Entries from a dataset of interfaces

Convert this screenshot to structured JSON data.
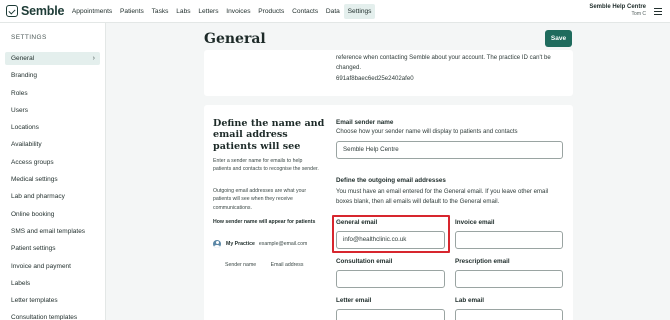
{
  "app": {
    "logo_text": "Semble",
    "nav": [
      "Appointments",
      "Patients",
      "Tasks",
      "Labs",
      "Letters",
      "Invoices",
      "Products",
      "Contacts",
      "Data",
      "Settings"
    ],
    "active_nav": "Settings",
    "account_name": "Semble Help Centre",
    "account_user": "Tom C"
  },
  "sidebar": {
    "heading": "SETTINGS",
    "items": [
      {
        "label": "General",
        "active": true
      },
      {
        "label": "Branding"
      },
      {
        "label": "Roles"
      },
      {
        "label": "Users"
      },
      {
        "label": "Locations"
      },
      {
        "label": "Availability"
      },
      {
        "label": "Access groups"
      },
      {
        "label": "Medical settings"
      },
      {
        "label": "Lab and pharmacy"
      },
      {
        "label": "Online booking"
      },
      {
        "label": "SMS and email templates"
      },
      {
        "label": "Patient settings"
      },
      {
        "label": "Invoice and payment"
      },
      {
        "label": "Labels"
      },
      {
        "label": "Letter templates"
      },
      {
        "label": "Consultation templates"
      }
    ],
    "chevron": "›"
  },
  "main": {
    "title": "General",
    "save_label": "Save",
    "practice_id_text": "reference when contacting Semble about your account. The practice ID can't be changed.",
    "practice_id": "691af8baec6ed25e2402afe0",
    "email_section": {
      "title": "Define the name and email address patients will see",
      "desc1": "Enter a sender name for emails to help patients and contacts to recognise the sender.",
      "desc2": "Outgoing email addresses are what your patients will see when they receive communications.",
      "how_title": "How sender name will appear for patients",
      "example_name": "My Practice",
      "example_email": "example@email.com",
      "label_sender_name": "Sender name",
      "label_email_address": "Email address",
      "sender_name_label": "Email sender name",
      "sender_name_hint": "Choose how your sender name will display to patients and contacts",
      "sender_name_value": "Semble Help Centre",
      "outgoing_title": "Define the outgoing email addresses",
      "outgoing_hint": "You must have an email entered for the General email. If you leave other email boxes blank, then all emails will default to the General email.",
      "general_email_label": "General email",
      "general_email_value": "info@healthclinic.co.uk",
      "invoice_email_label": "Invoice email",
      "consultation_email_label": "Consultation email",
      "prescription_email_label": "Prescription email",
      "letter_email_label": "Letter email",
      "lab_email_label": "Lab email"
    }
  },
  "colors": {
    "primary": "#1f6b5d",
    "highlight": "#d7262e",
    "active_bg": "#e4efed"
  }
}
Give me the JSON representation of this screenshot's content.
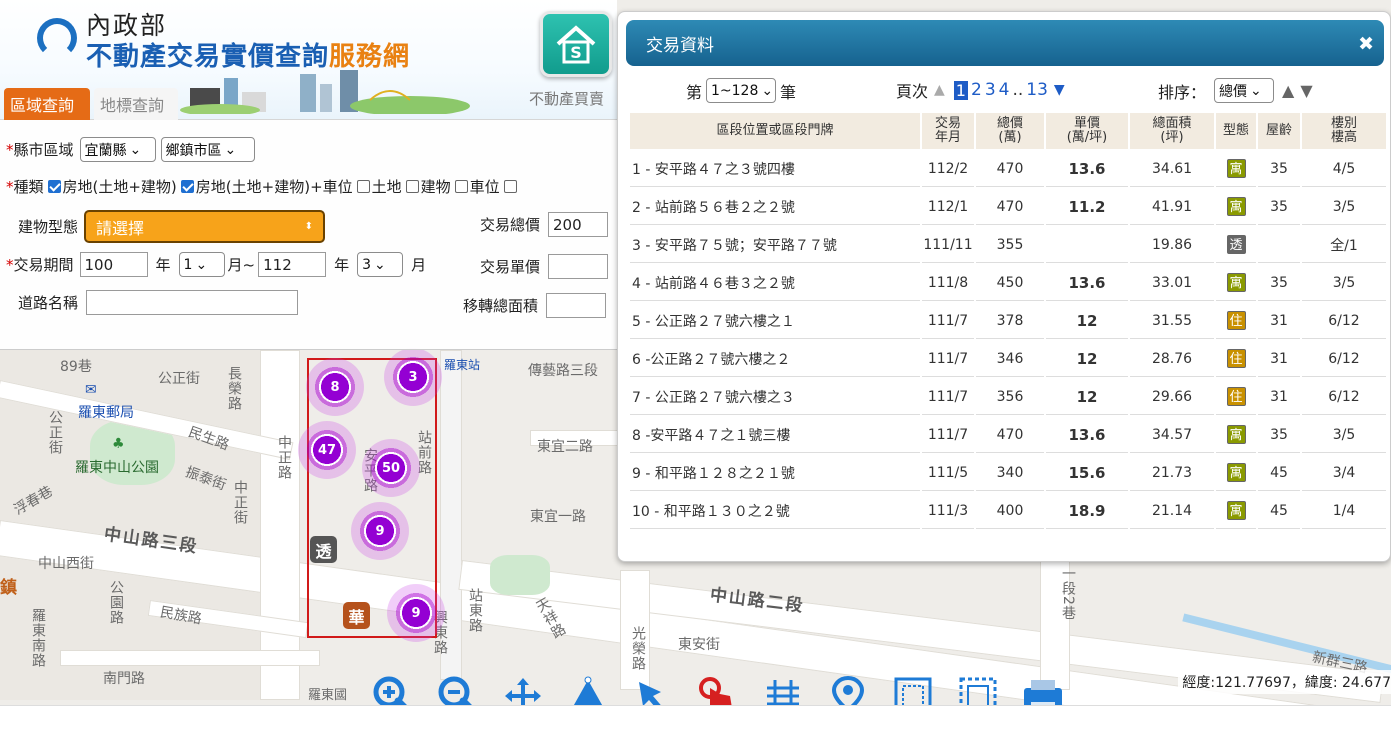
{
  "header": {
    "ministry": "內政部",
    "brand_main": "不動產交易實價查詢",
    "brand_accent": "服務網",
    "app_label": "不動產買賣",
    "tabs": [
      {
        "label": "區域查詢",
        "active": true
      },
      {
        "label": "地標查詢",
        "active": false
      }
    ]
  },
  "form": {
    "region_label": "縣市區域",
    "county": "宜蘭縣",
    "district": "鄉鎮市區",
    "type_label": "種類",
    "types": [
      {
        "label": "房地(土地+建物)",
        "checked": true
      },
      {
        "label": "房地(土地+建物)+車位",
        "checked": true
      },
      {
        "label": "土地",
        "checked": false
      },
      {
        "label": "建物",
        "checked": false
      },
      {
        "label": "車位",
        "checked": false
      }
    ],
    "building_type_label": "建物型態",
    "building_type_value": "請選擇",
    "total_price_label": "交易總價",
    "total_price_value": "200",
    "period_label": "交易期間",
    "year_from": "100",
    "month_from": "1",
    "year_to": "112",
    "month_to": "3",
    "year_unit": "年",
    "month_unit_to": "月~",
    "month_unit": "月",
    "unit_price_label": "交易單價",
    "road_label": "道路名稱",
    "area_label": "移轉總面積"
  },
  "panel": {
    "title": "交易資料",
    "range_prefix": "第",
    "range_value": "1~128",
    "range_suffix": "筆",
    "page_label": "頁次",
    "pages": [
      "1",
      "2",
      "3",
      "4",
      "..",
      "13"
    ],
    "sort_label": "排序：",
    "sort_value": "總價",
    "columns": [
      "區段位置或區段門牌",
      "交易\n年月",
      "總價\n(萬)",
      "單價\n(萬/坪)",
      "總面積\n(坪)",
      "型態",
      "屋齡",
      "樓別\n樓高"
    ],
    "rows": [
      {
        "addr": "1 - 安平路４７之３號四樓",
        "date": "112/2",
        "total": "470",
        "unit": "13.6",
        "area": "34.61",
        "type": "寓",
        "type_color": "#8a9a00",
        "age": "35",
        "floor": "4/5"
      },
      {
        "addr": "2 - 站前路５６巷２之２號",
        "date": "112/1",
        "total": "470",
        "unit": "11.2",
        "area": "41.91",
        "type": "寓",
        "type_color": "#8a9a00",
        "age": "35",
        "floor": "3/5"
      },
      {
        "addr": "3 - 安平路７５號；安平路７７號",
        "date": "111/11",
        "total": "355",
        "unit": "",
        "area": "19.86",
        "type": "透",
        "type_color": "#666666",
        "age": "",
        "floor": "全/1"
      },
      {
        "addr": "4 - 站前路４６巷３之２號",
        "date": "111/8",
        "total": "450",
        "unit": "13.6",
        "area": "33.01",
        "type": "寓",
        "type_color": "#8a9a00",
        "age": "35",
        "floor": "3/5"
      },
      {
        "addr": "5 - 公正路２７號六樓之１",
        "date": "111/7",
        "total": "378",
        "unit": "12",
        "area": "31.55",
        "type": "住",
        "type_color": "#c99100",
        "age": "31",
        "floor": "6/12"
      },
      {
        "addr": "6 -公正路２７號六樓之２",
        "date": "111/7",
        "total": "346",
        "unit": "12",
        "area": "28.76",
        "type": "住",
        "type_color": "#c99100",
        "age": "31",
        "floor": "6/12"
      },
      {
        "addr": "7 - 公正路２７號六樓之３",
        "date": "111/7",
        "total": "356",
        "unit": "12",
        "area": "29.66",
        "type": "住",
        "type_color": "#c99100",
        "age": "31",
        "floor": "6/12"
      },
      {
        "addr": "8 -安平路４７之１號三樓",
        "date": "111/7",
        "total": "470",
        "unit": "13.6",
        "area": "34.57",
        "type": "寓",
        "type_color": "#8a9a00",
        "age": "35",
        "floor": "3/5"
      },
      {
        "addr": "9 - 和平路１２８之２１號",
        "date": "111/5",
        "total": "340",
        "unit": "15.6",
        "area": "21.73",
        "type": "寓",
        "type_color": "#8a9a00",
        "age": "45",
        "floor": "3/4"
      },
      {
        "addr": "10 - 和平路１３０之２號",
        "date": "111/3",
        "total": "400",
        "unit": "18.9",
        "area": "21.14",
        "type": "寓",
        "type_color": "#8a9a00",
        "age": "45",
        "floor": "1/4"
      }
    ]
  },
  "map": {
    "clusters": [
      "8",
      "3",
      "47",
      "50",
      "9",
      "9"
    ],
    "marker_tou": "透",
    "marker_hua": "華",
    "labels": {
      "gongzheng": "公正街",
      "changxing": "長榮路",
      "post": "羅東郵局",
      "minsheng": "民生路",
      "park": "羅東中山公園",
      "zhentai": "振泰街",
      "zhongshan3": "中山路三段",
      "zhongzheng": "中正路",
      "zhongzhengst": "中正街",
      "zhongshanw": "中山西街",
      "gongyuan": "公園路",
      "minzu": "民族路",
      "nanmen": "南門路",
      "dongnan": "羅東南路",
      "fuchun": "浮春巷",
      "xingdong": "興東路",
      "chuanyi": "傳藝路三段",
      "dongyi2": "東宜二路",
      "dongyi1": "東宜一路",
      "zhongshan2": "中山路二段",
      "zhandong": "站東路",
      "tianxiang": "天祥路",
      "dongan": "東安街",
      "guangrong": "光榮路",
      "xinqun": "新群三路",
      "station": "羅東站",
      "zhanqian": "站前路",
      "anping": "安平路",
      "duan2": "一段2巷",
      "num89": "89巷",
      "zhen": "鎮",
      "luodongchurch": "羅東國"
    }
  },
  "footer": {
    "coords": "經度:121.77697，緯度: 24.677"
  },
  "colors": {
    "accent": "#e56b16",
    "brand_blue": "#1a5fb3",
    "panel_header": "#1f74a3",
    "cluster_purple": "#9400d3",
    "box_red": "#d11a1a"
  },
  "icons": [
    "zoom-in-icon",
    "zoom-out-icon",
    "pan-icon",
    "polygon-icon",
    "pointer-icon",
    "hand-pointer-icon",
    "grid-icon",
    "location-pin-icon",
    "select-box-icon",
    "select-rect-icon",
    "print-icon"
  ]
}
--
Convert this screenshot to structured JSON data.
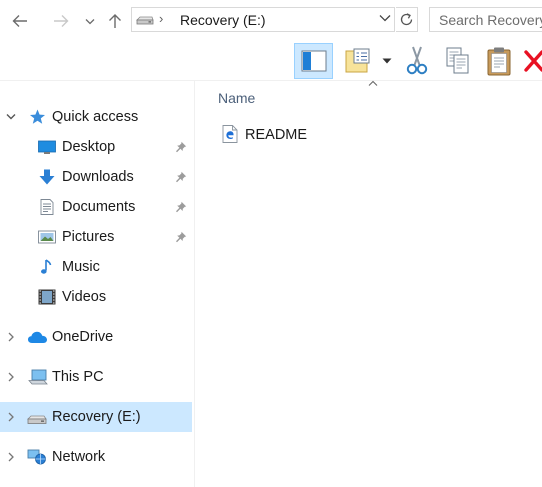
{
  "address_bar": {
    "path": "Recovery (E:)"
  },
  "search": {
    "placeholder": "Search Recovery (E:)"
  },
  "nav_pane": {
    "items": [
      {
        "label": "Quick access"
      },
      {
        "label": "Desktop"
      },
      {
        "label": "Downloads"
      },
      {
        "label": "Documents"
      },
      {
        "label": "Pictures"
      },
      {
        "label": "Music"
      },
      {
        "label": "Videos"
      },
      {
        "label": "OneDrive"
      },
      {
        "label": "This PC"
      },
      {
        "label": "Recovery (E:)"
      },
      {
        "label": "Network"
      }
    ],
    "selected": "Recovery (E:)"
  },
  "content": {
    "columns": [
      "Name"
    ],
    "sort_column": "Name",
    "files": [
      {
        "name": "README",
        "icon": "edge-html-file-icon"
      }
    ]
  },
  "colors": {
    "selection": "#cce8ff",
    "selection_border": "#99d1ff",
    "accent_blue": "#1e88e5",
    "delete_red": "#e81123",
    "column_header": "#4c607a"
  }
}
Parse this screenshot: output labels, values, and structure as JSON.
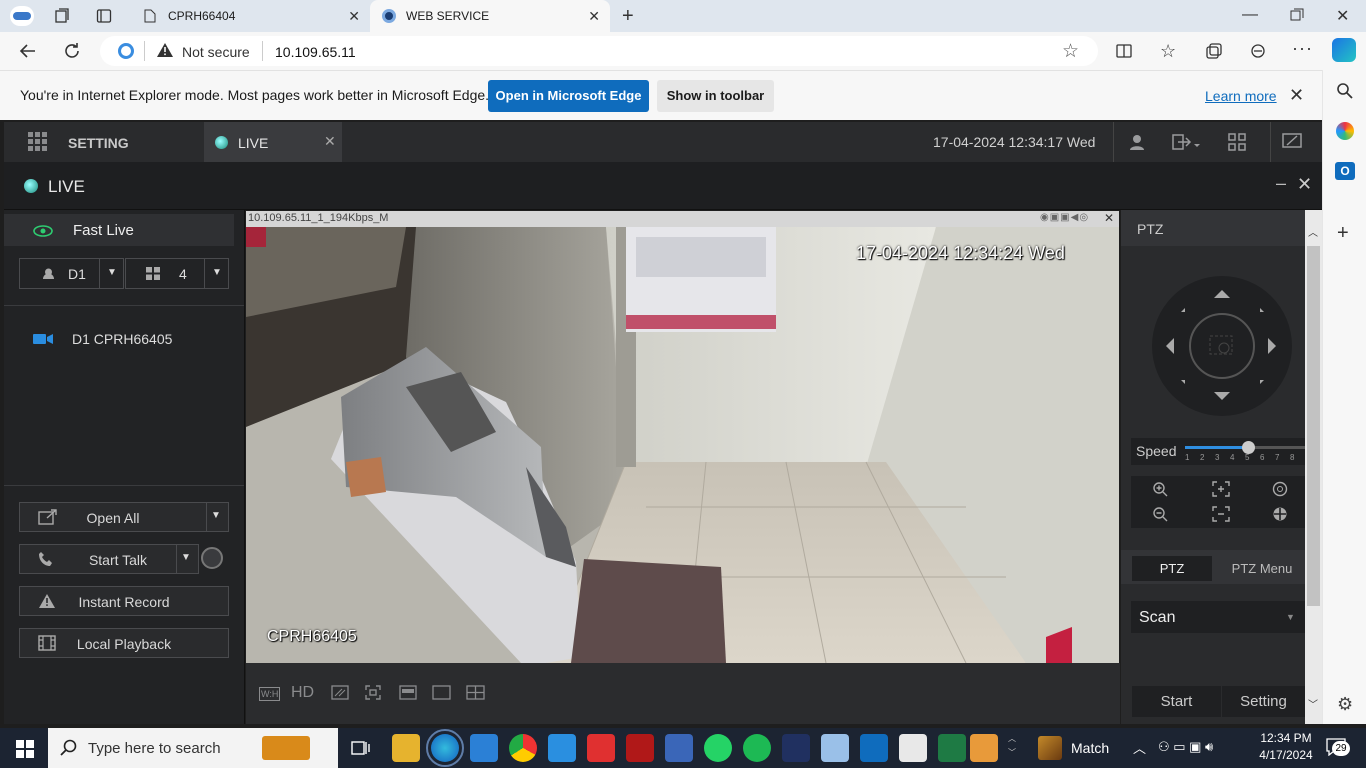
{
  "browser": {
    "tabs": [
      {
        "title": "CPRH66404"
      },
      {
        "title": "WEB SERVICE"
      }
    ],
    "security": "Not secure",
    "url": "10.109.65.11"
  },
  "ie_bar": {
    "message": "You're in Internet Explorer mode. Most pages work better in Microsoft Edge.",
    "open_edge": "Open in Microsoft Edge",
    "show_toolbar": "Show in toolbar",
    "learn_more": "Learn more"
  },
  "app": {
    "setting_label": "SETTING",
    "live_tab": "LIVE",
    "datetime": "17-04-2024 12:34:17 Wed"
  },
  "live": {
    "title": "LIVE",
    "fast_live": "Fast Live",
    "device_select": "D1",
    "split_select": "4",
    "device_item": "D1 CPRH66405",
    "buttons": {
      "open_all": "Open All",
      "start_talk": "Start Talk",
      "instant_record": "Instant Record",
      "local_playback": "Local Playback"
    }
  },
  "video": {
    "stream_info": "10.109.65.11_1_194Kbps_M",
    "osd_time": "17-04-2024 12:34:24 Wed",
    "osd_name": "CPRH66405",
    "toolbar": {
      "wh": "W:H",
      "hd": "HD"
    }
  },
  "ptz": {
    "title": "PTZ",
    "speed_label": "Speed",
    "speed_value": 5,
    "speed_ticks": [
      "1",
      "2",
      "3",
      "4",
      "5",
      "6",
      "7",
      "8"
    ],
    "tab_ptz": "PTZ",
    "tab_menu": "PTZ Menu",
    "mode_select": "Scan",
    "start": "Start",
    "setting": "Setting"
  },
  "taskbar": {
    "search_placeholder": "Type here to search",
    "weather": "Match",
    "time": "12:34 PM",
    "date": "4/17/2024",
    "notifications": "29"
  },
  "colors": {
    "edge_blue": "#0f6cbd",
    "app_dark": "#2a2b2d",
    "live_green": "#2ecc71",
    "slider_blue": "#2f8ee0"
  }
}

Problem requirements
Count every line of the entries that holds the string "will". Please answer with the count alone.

Exercise output
5